● **Supplied information**
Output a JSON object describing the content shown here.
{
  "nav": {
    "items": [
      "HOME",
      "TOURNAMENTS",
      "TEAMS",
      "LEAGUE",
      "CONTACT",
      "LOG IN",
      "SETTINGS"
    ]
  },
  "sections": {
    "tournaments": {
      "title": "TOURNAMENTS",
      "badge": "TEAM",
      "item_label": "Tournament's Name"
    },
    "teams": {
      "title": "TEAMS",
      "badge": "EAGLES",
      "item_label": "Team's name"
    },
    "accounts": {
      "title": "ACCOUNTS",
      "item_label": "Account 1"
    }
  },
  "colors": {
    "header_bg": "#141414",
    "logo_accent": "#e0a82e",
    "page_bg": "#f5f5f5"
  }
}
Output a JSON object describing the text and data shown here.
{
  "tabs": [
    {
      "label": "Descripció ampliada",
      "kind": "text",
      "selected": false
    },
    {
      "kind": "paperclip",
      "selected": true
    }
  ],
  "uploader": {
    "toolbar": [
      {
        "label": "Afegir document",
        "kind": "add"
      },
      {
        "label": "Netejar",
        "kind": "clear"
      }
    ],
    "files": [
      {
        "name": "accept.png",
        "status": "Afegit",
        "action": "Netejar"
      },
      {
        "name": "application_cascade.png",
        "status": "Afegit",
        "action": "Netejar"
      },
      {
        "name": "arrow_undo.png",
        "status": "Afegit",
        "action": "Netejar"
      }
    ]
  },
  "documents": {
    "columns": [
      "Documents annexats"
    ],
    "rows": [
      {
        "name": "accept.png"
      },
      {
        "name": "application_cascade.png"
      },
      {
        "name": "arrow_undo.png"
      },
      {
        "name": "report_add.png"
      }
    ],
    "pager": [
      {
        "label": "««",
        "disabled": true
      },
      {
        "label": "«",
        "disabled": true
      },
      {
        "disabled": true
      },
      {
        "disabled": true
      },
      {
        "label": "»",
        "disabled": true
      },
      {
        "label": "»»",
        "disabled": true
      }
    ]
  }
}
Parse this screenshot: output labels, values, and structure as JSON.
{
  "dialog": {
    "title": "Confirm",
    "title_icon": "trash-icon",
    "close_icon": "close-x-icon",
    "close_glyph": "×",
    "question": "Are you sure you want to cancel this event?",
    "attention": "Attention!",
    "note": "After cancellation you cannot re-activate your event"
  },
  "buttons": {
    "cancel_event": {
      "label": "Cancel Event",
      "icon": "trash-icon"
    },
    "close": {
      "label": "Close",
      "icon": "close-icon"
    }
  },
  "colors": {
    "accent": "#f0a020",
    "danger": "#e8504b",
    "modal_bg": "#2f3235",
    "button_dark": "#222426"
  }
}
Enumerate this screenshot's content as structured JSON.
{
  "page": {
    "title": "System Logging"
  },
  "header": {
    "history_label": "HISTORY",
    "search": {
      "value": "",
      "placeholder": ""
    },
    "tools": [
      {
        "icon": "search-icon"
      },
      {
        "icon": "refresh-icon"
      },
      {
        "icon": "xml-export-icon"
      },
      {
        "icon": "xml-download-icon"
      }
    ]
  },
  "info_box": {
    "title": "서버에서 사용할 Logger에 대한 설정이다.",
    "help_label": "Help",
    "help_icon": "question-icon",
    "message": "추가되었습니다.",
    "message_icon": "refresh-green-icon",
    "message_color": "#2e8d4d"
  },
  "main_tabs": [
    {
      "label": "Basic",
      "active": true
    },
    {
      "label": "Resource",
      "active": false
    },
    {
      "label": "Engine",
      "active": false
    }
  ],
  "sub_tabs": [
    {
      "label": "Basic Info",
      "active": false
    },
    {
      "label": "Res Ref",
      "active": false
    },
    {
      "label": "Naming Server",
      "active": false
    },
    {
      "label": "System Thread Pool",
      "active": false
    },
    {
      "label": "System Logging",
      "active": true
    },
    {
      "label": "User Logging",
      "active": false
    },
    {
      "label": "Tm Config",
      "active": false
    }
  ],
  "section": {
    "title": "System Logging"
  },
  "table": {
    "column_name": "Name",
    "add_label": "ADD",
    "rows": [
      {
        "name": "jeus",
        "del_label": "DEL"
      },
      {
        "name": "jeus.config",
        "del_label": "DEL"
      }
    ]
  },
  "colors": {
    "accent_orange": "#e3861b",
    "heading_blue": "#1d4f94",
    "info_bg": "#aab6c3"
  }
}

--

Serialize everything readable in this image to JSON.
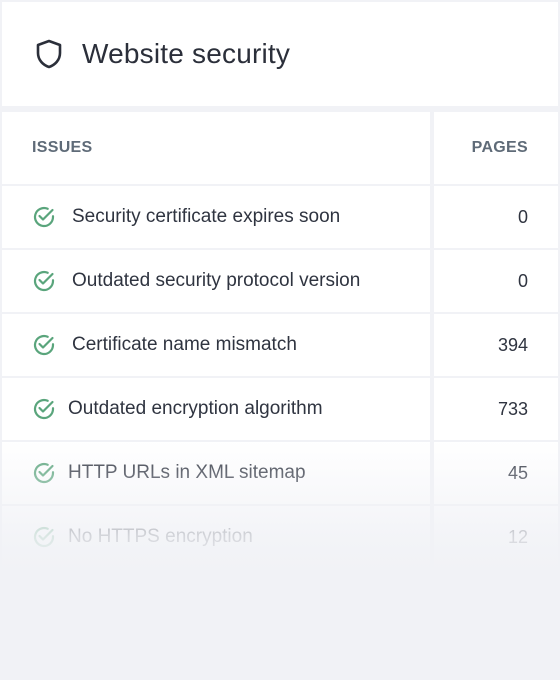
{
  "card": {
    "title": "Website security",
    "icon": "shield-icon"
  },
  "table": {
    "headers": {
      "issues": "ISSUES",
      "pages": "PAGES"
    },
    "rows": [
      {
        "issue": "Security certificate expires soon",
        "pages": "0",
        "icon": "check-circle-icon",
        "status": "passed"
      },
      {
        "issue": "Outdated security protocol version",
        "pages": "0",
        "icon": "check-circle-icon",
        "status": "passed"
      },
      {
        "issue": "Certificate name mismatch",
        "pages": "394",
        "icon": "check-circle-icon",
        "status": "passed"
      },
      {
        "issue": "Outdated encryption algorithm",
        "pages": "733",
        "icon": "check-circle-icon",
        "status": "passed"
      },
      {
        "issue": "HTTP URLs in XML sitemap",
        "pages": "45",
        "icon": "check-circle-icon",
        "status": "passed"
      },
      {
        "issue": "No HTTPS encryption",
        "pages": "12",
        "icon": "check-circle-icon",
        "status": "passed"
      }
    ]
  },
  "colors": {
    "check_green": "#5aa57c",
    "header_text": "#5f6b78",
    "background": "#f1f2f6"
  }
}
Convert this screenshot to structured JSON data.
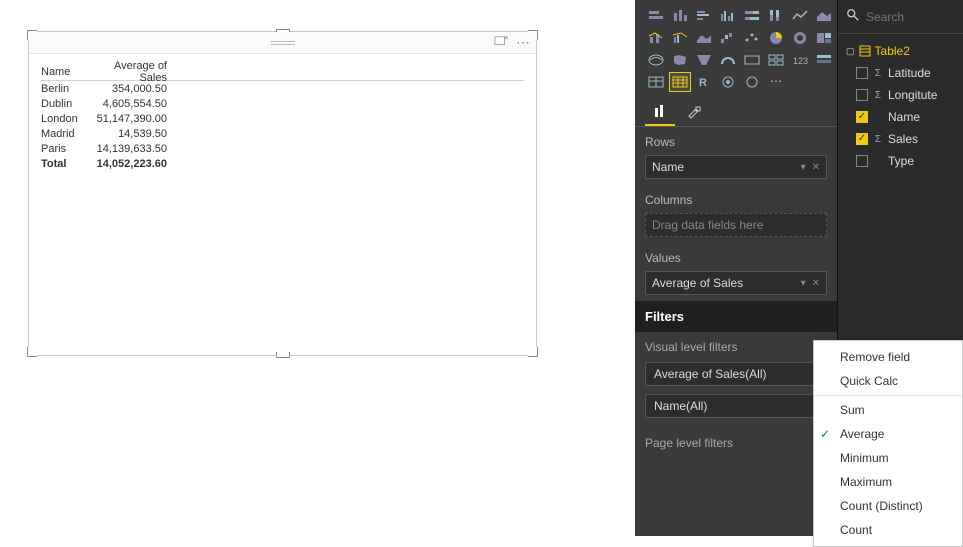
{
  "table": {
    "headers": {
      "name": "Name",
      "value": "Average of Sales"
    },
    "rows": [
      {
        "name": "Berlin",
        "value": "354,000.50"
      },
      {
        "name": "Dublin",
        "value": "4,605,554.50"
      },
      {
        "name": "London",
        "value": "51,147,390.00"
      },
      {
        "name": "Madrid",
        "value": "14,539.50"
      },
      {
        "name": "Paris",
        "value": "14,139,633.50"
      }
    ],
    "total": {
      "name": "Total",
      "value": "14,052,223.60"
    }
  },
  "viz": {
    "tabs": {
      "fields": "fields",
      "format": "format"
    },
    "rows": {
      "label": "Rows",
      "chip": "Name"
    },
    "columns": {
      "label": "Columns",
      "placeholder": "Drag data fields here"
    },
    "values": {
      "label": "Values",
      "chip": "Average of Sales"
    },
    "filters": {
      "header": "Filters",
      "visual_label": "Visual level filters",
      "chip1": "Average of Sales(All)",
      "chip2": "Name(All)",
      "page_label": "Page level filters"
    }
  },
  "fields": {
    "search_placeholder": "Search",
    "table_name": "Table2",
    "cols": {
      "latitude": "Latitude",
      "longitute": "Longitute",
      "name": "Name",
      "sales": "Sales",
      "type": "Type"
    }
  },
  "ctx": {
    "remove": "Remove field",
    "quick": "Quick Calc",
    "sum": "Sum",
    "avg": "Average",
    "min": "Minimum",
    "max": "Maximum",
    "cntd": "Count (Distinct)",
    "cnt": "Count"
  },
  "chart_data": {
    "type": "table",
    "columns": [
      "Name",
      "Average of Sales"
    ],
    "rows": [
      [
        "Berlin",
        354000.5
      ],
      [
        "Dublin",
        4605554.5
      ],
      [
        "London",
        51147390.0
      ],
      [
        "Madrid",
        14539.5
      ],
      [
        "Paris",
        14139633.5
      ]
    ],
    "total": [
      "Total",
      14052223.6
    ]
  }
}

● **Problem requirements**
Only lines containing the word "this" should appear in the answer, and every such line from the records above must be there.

● **Result of the exercise**
Parse this screenshot: output labels, values, and structure as JSON.
    "question": "Are you sure you want to cancel this event?",
Enumerate this screenshot's content as structured JSON.
Serialize everything readable in this image to JSON.
Convert this screenshot to structured JSON data.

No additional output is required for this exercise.